--- START ---

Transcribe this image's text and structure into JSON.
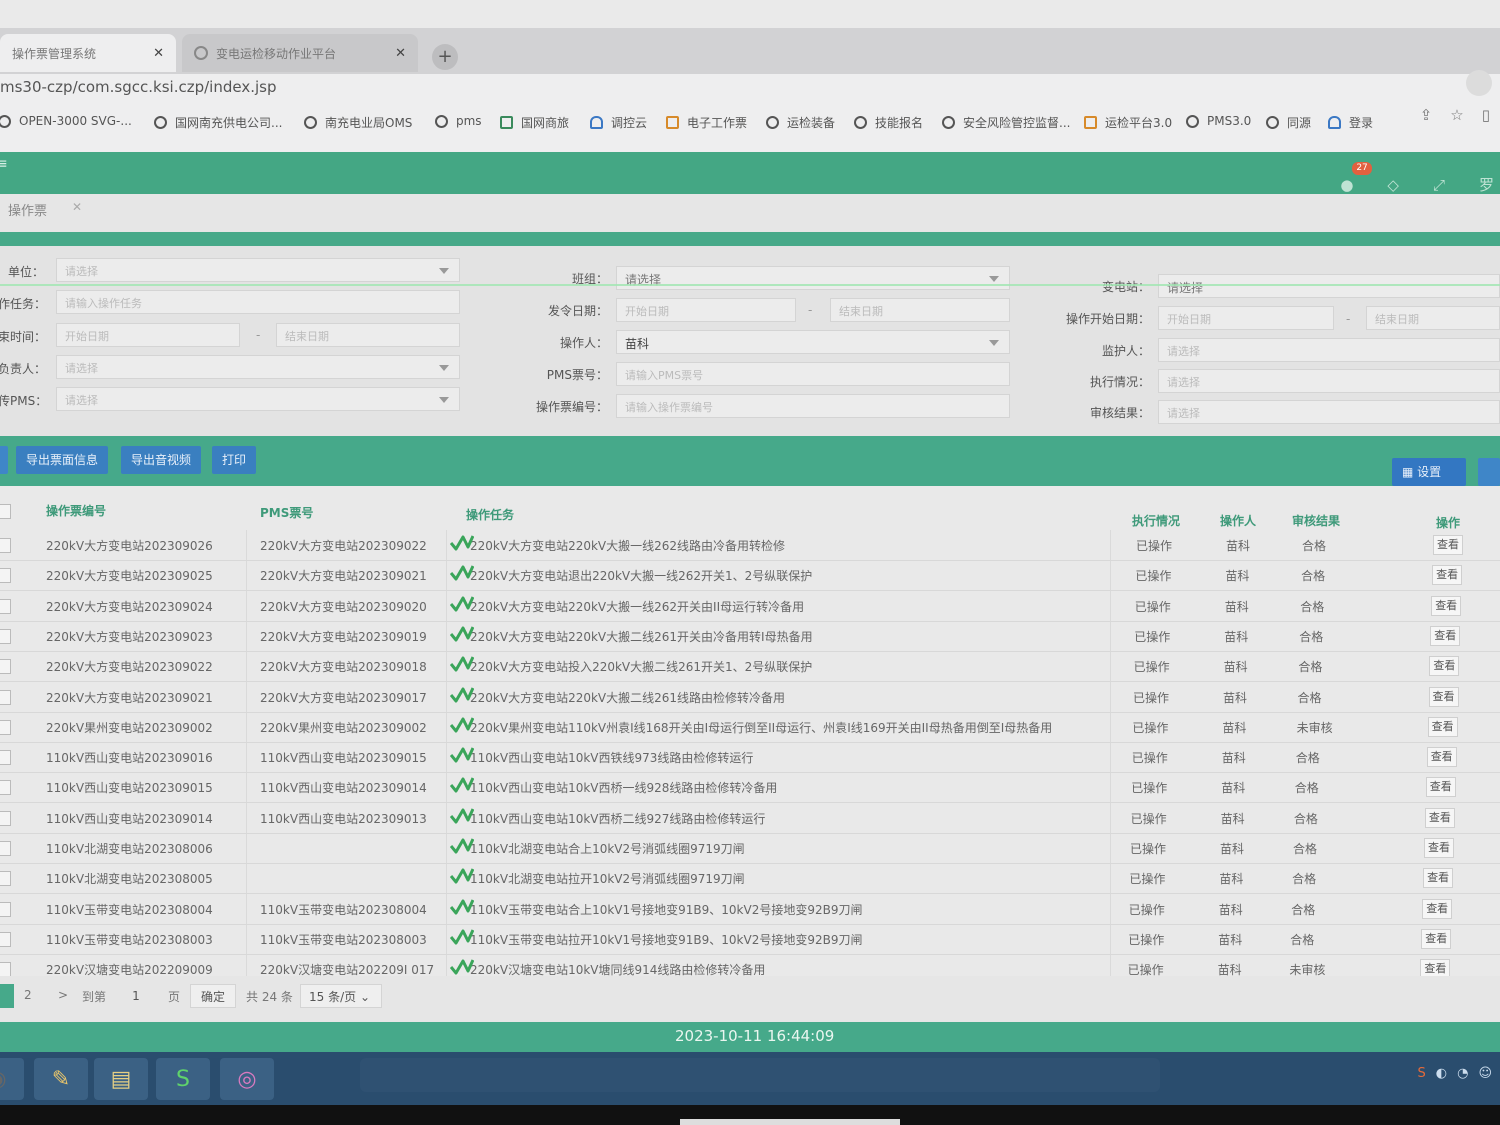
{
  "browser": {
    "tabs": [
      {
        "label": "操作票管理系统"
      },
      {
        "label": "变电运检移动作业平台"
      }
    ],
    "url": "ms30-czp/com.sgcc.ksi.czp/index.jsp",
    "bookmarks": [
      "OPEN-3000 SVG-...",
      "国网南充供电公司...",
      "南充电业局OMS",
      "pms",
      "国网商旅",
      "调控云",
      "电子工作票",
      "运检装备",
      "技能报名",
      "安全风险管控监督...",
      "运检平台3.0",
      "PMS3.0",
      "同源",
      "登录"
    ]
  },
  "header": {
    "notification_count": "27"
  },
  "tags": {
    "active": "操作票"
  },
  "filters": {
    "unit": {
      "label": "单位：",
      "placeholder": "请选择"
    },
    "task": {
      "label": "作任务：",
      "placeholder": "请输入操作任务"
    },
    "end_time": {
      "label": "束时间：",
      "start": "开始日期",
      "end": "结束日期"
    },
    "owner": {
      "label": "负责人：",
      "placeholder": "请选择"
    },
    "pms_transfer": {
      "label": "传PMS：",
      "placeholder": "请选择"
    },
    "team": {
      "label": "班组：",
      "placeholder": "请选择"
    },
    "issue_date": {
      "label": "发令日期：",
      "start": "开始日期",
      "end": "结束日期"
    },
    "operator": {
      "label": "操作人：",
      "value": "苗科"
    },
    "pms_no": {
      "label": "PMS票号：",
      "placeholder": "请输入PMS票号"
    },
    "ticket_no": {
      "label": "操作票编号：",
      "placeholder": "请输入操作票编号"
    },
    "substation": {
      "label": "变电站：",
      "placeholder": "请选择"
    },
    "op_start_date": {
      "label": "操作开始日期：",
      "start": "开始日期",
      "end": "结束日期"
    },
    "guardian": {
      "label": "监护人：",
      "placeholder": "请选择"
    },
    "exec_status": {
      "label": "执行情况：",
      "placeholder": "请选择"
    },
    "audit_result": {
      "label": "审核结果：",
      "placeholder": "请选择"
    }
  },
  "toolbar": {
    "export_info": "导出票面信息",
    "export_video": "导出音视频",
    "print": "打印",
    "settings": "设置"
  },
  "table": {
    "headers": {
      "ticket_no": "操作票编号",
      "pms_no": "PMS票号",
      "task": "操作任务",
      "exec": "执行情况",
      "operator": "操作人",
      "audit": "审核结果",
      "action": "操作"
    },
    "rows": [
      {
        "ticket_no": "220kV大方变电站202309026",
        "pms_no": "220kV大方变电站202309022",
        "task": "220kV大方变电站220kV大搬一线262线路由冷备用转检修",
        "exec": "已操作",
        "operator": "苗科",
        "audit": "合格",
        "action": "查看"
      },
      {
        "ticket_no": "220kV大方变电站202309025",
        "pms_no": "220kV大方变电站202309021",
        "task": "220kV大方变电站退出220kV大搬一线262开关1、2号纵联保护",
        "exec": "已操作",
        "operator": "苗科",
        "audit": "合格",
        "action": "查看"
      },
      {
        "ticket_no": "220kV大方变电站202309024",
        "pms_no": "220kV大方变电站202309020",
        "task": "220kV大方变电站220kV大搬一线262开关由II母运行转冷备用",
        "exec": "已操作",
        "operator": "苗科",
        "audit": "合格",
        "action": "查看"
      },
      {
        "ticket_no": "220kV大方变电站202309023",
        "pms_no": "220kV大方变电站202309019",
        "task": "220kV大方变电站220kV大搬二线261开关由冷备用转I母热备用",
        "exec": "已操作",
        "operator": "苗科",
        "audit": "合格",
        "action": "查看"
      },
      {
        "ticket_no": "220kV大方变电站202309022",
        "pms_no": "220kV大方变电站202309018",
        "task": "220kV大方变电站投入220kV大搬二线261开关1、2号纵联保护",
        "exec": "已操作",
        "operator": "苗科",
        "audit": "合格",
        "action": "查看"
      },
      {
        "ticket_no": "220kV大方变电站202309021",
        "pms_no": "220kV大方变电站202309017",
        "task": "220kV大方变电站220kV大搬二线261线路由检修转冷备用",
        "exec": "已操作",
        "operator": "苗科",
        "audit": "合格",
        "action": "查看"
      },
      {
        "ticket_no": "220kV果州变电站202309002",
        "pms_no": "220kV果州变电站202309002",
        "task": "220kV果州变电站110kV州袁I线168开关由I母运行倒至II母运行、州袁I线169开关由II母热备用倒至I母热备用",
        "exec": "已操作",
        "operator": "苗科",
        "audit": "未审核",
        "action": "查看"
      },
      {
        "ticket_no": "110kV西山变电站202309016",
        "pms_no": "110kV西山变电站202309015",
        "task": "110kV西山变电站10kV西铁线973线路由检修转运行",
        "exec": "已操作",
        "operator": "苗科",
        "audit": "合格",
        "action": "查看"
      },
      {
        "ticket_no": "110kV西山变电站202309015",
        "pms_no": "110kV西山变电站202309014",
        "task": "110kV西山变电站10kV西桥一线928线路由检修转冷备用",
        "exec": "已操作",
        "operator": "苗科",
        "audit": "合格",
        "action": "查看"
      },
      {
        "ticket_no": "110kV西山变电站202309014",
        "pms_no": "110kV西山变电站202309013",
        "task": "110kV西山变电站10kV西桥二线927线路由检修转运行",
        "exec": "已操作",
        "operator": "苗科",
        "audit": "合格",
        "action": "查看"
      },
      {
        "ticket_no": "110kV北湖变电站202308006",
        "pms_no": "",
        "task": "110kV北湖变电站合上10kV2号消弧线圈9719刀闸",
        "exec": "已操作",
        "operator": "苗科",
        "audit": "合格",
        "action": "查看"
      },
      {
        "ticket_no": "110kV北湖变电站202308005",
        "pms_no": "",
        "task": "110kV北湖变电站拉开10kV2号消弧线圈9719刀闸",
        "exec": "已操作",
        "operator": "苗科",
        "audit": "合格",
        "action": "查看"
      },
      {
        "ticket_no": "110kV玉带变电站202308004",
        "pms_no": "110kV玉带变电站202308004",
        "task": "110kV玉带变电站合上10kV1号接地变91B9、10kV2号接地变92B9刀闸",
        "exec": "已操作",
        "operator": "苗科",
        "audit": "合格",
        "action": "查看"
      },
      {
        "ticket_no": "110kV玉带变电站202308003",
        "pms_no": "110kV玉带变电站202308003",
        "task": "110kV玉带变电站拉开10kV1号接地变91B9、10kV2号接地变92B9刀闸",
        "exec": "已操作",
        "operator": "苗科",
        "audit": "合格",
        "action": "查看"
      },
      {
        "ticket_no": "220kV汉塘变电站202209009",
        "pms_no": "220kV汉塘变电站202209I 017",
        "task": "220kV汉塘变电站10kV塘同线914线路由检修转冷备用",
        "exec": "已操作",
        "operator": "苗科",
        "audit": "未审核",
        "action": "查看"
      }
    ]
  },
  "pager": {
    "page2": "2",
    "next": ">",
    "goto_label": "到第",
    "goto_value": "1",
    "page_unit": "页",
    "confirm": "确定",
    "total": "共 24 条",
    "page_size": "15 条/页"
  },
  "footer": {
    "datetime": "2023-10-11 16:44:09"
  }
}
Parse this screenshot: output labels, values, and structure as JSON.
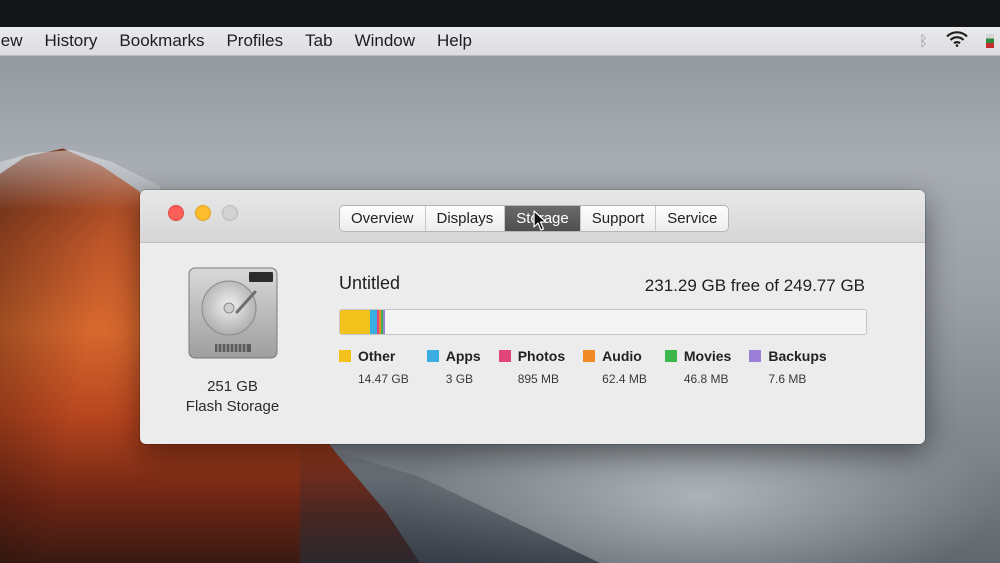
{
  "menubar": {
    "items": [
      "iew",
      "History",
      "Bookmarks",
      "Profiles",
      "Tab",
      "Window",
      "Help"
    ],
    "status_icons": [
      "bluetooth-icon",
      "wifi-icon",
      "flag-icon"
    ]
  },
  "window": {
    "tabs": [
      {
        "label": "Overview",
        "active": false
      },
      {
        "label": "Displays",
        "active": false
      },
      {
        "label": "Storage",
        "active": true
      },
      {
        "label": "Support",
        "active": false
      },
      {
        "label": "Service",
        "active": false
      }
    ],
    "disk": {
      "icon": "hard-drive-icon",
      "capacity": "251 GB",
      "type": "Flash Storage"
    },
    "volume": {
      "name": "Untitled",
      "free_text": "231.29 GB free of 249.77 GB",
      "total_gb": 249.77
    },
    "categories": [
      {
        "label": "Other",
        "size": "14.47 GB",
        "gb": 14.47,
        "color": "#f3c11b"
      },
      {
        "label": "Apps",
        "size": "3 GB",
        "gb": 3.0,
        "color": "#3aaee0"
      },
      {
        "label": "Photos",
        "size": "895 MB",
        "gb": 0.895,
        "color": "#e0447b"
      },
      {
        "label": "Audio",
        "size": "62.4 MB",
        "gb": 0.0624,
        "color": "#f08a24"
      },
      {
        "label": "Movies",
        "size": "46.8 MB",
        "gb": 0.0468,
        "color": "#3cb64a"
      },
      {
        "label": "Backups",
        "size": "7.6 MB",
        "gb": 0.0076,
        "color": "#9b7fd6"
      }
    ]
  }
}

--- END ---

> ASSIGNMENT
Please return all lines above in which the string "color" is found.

> TASK RESPONSE
        "color": "#f3c11b"
        "color": "#3aaee0"
        "color": "#e0447b"
        "color": "#f08a24"
        "color": "#3cb64a"
        "color": "#9b7fd6"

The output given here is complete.